- Nation Within: The History of the American Occupation of Hawai’i – 2009 revised edition (KOA Books) by Tom Coffman
Hawaiian Facts from the Early 1990s:
(Please send me recent statistics if you have them.)
- The tourism industry is controlled by non-Hawaiians. Hawaiians are hired primarily as maids and groundskeepers. Managers are usually brought in from the continental United States.
- The gross consumption of resources by the tourist industry is the reason for the destruction of the rain forest as a Wyoming-based company drills for geothermal power.
- There are almost monthly dumps of untreated or partially treated waste into the ocean as sewage systems are overburdened by the tourist industry.
- Native Hawaiians have the highest rate of unemployment in Hawai’i.
- Native Hawaiians have the highest rate of infant mortality in Hawai’i.
- Native Hawaiians comprise the largest percentage of the population living below the poverty line.
- Native Hawaiians have the highest rate of homelessness in Hawai’i.

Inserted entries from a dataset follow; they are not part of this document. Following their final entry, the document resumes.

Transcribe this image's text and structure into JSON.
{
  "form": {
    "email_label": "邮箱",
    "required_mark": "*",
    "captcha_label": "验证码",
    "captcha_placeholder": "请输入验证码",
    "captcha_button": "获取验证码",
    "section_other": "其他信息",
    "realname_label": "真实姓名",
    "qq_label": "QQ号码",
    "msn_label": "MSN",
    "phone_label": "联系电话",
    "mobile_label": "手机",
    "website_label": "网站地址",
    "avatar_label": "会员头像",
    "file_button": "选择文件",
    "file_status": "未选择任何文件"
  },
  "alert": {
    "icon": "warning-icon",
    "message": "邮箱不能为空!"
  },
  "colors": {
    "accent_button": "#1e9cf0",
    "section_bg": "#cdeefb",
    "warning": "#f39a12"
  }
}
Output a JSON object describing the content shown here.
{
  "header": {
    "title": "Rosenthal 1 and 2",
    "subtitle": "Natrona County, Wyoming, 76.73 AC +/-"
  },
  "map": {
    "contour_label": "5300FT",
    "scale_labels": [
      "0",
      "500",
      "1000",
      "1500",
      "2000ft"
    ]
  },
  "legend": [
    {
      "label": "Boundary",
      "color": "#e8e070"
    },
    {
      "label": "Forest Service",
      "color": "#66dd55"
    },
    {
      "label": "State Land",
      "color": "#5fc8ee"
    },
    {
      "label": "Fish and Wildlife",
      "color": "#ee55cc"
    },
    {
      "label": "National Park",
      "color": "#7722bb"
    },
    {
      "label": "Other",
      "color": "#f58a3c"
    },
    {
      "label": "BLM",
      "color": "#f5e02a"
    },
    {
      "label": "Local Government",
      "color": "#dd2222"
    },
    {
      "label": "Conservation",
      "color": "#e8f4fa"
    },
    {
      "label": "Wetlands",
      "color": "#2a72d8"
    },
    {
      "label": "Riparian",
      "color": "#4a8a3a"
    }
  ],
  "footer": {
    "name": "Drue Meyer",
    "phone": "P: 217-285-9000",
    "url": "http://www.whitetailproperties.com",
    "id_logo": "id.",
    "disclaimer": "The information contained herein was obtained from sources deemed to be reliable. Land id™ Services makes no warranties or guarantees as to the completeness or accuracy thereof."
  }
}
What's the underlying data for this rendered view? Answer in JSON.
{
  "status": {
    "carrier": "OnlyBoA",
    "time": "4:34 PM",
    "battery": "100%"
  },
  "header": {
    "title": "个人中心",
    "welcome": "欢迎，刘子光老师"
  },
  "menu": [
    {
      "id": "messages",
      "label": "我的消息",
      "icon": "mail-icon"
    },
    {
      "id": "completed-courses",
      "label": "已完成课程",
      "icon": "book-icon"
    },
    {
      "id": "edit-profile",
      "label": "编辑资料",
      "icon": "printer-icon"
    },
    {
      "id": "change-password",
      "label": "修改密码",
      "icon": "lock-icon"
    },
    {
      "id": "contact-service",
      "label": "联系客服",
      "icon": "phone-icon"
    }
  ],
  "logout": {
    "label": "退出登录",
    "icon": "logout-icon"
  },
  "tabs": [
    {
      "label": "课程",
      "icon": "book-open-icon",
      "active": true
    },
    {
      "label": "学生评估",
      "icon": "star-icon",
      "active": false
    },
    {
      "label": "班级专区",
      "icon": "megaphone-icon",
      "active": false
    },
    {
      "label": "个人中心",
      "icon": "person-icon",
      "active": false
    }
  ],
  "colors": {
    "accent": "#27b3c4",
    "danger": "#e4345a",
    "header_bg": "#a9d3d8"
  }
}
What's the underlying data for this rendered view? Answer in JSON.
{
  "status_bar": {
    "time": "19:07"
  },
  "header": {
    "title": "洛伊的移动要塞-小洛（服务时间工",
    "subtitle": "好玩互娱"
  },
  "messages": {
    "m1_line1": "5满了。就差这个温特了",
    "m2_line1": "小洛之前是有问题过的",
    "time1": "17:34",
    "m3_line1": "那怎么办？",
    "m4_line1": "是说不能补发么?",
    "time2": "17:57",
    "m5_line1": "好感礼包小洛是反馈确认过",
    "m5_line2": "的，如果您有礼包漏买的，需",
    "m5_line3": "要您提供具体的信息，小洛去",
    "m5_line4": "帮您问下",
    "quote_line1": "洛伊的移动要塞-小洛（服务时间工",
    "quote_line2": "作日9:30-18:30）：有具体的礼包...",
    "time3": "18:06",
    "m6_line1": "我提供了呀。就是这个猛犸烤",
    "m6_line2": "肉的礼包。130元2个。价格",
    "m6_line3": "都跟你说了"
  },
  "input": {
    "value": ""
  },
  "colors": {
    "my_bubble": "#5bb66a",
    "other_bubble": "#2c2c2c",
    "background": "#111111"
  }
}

- Nearly one-fifth of Hawai’i’s resident population is classified as near – homeless – that is, those for whom any mishap will result in immediate on-the-street homelessness. (1990 testimony, State Legislature)
- At statehood in 1950, Hawai’i residents outnumbered tourists by more than 2 to 1. By 1990, tourists outnumbered residents by 6 to 1, and outnumbered Native Hawaiians 30 to 1.
- E Mau Ana Ka’aolelo Hawai’i – Hawaiian language classes, resources, material, and study groups on the continent of America
Contact E Mau Ana Ka’aolelo Hawai’i via email / telephone: 949.458.0933
- Watch this video explaining that the Hawaiian Islands were NEVER annexed as the story goes in all the history books.
- Hawaiian rights and sovereignty – bibliographies, videos, books, etc.
- Hawaiian dictionary
- Hawaiian health
- Hawaiian kingdom
GOOGLE launches Hawaiian Language Translation
Go to: http://www.google.com/intl/haw/
Or select Hawaiian language in the Language Tools link or as an interface language in the Preferences link on www.google.com
The translation was done by the same group of researchers who brought Hawaiian language back from the brink of extinction 25 years ago. A quote from a member of the team:
“From a symbolic standpoint, this development is a source of deep pride for us. It tells us and our children that our language stands as an equal with English, other major European and Asian languages, and the many other indigenous languages that Google supports internally and through GiYL.
[mahalo nui to Tom Limoncelli for the head’s up]